People have been making holiday card faux pas since the first Christmas card ever.
When Henry Cole, a “prominent educator and patron of the arts,” sent the first Christmas card in 1843, some people thought he was encouraging underage drinking. How did that happen? Well, Cole sent an illustration of a family sitting at a table celebrating the holidays, which included children enjoying “what appear to be glasses of wine.” Some people were outraged, but Cole was just striking an idea that became a tradition – to send cards to family and friends during the holidays.
If you’ve made a past holiday card mistake, you’re not alone.
To save you from social embarrassment, here are tips you should know before sending out holiday cards this year:
“Merry Christmas,” “Happy Holidays,” or…
When you’re not sure what holiday someone celebrates, choose a generic card to send – something that says ‘Happy Holidays’ or ‘Seasons Greetings.’ People who don’t celebrate Christmas will appreciate the gesture. But if you’re sending to people who do celebrate Christmas, it’s nice to send them a “Merry Christmas.” When you order your cards, choose two styles; one for those who celebrate Christmas and one for those who don’t.
Include your return address
It’s common etiquette to include your return address so your recipient knows who it came from. Always put your return address at the top left corner of a letter. Then, everybody you send a card to has the option to send you a thank-you note or letter back. It’s also a good way to let people know your current address, since the holidays are all about reconnecting.
There’s nothing worse than a blank message
It would be very disappointing to receive a blank card that’s only addressed to you on the envelope. That’s why it’s only decent to write the person or family member’s names on the inside of the card, at the very least. A short message would be even better.
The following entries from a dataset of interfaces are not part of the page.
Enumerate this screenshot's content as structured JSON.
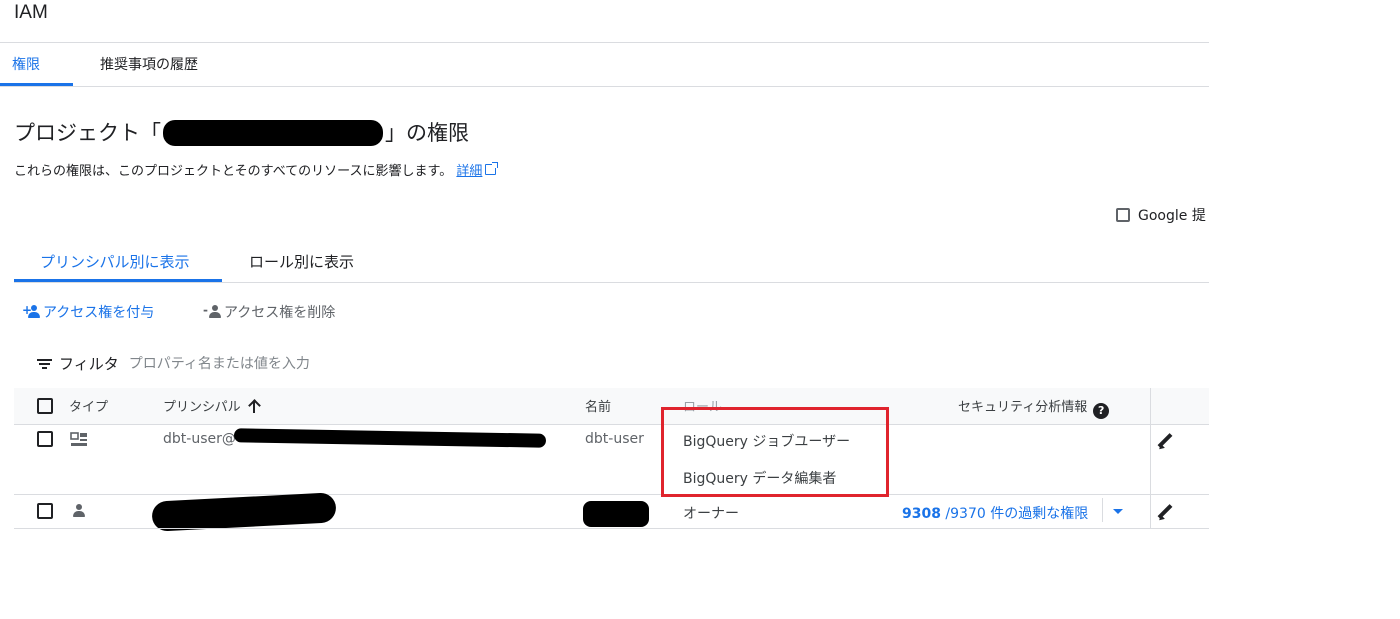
{
  "app": {
    "title": "IAM"
  },
  "top_tabs": [
    {
      "label": "権限",
      "active": true
    },
    {
      "label": "推奨事項の履歴",
      "active": false
    }
  ],
  "page": {
    "title_prefix": "プロジェクト「",
    "title_suffix": "」の権限",
    "subtitle": "これらの権限は、このプロジェクトとそのすべてのリソースに影響します。",
    "learn_more": "詳細"
  },
  "google_checkbox_label": "Google 提",
  "view_tabs": [
    {
      "label": "プリンシパル別に表示",
      "active": true
    },
    {
      "label": "ロール別に表示",
      "active": false
    }
  ],
  "actions": {
    "grant": "アクセス権を付与",
    "remove": "アクセス権を削除"
  },
  "filter": {
    "label": "フィルタ",
    "placeholder": "プロパティ名または値を入力"
  },
  "table": {
    "headers": {
      "type": "タイプ",
      "principal": "プリンシパル",
      "name": "名前",
      "role": "ロール",
      "security": "セキュリティ分析情報"
    },
    "rows": [
      {
        "type_icon": "service-account-icon",
        "principal": "dbt-user@",
        "name": "dbt-user",
        "roles": [
          "BigQuery ジョブユーザー",
          "BigQuery データ編集者"
        ]
      },
      {
        "type_icon": "person-icon",
        "roles": [
          "オーナー"
        ],
        "insight_count": "9308",
        "insight_rest": " /9370 件の過剰な権限"
      }
    ]
  },
  "colors": {
    "accent": "#1a73e8",
    "highlight": "#e0242d",
    "divider": "#dadce0",
    "header_bg": "#f8f9fa"
  }
}
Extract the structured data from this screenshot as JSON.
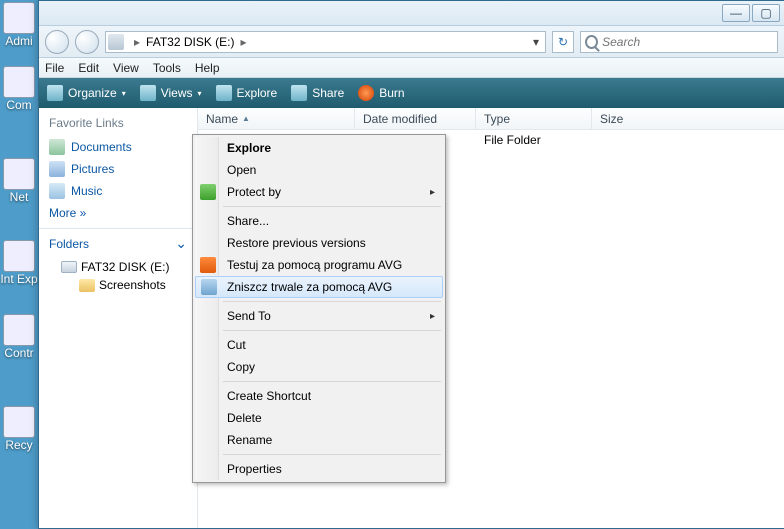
{
  "desktop": {
    "icons": [
      "Admi",
      "Com",
      "Net",
      "Int\nExp",
      "Contr",
      "Recy"
    ]
  },
  "window_controls": {
    "min": "—",
    "max": "▢"
  },
  "address": {
    "path": "FAT32 DISK (E:)",
    "sep": "▸",
    "dropdown": "▾"
  },
  "refresh_glyph": "↻",
  "search": {
    "placeholder": "Search"
  },
  "menubar": [
    "File",
    "Edit",
    "View",
    "Tools",
    "Help"
  ],
  "toolbar": {
    "organize": "Organize",
    "views": "Views",
    "explore": "Explore",
    "share": "Share",
    "burn": "Burn",
    "arrow": "▾"
  },
  "sidebar": {
    "fav_header": "Favorite Links",
    "favorites": [
      "Documents",
      "Pictures",
      "Music"
    ],
    "more": "More  »",
    "folders_header": "Folders",
    "tree_drive": "FAT32 DISK (E:)",
    "tree_child": "Screenshots"
  },
  "columns": {
    "name": "Name",
    "date": "Date modified",
    "type": "Type",
    "size": "Size"
  },
  "row": {
    "name_hidden": "",
    "type": "File Folder"
  },
  "context_menu": {
    "explore": "Explore",
    "open": "Open",
    "protect": "Protect by",
    "share": "Share...",
    "restore": "Restore previous versions",
    "avg_test": "Testuj za pomocą programu AVG",
    "avg_shred": "Zniszcz trwale za pomocą AVG",
    "sendto": "Send To",
    "cut": "Cut",
    "copy": "Copy",
    "shortcut": "Create Shortcut",
    "delete": "Delete",
    "rename": "Rename",
    "properties": "Properties",
    "arrow": "▸"
  }
}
How to address names
This is the formal way to write your recipient’s names on the envelope and card: “Mr. and Mrs. John Smith.” This is the casual way: “John and Mary Smith.” If a couple shares the same last name, the wife’s name comes after her husband’s. But if they have different last names, the woman’s name goes on the top line and the man’s name below that.
Don’t send family photos to people you work with
That goofy, ridiculous or “just-perfect!” family photo is best to be kept for family and close friends. Don’t send personalized photos to business associates or co-workers. Instead, it’s fine to send the people you work a more professional holiday card design, sans the family photo, picture of you and your dog wearing Santa hats, picture of you on a Caribbean cruise…you get the picture.
Another tip for sending cards to business associates or clients: Make sure their spouse’s name is included on the envelope.
The deal with digital
Digital cards may be okay in some cases. But real cards tend to feel like a sincerer effort to show someone you’re thinking about them during the holidays. Your recipients can have the satisfaction of displaying your card on their fireplace mantle! If you decide to do digital, it’s important you don’t send in bulk, as your cards could end up in your recipient’s spam folder. Also, make sure you have their current email address. Though it may be okay to send digital cards to some people, most like getting a card in the mail.
The earlier the better
You don’t want your cards arriving at your friends and family’s doors on Christmas day, or even a few days before. Mid-December is a good time to send. Remember that bad winter weather can make the post office delayed, so plan accordingly.
Holiday newsletters are for close friends and family
Sharing the details of your life and what everyone in the family has been up to the past year is nice for those you’re close with. Avoid sending holiday newsletters to anyone you don’t know well or just met a few times.
Get the right information
Make sure you have current addresses for everyone you’re sending a holiday card to. BeenVerified keeps up-to-date info on people’s addresses, so double check that your cards will be going to the right place.